Which lines of the records contain "information"? Collect every one of them.

BEGIN Material provided

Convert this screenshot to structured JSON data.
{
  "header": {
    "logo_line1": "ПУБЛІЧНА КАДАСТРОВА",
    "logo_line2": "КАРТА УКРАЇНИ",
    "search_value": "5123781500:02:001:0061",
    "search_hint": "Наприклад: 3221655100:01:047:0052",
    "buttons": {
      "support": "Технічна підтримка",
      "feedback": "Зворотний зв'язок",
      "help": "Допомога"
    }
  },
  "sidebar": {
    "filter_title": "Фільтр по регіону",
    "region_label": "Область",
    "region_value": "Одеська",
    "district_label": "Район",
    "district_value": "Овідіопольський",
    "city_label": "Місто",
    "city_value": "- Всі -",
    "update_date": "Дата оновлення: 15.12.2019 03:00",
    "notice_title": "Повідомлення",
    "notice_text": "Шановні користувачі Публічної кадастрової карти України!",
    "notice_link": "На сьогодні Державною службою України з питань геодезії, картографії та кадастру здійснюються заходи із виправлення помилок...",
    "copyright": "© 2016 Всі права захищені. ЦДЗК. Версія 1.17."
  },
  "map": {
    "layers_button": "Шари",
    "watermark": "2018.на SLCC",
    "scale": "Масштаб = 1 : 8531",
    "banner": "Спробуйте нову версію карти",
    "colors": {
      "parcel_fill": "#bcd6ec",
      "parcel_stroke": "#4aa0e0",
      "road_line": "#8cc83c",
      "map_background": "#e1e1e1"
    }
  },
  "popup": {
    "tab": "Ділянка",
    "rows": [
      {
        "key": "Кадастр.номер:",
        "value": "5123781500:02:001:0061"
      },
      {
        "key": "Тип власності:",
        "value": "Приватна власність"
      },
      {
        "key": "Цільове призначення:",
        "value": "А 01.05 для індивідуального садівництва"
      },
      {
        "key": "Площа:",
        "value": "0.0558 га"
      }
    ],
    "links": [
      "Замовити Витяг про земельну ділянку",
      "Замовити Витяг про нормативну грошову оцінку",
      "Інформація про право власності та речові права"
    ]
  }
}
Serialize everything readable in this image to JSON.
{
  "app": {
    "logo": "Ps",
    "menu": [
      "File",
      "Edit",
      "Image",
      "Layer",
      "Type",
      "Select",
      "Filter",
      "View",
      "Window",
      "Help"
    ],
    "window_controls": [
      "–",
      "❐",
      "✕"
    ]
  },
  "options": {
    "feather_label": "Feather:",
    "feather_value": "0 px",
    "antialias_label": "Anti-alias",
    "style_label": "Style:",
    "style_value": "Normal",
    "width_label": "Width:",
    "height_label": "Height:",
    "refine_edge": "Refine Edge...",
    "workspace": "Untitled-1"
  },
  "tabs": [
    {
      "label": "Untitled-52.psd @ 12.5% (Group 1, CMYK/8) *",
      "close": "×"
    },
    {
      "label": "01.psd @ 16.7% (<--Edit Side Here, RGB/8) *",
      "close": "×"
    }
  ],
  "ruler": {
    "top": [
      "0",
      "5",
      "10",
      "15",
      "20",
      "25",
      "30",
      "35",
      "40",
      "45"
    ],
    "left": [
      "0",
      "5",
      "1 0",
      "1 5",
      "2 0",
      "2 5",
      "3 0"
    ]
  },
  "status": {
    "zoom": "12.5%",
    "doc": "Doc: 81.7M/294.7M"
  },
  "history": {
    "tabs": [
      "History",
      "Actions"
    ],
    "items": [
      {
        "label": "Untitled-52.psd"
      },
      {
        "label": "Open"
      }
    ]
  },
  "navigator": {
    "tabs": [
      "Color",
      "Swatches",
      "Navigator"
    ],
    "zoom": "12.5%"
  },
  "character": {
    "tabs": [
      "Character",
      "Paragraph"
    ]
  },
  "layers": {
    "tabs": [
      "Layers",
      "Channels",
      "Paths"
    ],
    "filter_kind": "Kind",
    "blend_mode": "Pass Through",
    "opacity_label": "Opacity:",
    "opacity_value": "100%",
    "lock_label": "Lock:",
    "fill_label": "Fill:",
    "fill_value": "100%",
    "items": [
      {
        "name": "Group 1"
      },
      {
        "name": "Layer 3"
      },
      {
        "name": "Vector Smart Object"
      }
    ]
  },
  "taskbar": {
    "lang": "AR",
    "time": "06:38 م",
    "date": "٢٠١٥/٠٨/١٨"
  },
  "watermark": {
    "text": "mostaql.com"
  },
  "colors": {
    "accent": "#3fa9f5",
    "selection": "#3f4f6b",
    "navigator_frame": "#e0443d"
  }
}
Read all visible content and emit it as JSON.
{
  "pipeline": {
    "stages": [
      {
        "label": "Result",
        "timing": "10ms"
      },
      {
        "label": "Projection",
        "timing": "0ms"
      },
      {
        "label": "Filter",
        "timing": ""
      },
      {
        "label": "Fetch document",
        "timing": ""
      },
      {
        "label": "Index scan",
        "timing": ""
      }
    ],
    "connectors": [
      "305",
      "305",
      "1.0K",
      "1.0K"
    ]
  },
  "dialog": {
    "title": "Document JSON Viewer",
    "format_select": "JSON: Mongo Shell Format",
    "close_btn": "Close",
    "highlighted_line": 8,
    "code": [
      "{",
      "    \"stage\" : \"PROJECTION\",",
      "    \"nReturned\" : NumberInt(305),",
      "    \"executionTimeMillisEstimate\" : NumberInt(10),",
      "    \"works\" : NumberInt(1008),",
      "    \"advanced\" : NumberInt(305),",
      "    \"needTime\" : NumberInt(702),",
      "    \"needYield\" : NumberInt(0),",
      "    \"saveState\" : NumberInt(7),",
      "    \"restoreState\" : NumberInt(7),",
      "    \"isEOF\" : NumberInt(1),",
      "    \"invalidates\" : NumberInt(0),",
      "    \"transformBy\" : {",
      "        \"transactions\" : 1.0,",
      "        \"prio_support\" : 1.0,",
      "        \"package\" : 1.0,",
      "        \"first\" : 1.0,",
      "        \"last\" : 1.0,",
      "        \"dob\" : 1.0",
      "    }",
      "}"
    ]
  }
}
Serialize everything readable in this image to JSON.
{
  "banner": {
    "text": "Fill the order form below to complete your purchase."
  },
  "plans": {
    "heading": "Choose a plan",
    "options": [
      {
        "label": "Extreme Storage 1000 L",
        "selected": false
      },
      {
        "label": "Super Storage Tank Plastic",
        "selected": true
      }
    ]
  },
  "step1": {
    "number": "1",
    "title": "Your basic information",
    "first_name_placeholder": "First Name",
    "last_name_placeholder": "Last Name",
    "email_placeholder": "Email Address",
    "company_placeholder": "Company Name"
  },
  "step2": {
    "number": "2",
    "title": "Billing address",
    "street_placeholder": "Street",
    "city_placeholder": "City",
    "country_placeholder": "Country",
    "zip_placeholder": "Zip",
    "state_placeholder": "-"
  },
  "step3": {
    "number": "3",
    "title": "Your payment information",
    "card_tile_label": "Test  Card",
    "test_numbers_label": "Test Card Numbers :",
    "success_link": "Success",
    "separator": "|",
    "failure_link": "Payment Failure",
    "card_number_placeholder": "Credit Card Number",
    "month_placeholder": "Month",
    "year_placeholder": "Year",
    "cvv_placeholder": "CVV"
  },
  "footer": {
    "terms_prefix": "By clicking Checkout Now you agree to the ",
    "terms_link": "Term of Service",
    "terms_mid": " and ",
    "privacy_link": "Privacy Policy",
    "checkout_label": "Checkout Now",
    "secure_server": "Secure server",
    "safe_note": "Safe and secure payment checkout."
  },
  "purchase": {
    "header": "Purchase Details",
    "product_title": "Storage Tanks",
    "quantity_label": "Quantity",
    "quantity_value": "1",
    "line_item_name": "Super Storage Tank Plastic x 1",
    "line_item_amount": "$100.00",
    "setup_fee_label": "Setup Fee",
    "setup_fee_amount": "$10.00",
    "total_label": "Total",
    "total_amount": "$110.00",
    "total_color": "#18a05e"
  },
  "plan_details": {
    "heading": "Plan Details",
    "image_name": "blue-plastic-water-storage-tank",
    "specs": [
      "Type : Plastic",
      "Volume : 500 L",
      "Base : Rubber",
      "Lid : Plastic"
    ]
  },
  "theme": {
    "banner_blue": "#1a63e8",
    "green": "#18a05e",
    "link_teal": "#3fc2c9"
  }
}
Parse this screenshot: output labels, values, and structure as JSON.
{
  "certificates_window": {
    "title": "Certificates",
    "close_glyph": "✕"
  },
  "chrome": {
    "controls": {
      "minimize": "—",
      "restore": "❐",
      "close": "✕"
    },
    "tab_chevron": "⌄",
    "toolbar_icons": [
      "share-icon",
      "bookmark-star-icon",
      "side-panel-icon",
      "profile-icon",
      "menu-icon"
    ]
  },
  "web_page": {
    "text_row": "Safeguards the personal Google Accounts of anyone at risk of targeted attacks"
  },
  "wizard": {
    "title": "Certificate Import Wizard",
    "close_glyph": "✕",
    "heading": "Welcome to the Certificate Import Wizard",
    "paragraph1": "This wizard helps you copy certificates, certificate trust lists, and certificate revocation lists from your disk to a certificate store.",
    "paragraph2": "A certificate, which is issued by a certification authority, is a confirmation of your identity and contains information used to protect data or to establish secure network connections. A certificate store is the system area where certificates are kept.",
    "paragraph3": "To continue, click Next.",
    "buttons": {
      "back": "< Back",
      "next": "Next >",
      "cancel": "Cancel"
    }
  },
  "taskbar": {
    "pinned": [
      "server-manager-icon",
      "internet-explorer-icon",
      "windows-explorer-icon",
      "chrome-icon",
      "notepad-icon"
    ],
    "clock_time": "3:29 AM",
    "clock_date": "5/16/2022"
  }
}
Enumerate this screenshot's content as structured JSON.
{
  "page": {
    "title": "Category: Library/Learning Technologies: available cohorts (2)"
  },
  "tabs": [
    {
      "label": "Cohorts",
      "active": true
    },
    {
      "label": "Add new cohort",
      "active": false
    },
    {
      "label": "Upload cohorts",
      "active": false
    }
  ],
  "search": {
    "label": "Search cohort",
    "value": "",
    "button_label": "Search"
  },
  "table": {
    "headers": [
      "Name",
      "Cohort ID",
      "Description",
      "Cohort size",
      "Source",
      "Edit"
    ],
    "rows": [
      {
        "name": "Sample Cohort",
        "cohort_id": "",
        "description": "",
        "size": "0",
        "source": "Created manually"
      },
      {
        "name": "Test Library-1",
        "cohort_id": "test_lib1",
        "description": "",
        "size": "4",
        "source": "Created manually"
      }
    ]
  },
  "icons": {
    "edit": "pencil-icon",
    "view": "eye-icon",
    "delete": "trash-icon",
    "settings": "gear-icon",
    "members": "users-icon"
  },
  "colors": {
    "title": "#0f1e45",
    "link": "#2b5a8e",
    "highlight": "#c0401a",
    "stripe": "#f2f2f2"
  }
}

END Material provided

* **Result**
    "title": "Your basic information",
    "title": "Your payment information",
    "paragraph2": "A certificate, which is issued by a certification authority, is a confirmation of your identity and contains information used to protect data or to establish secure network connections. A certificate store is the system area where certificates are kept.",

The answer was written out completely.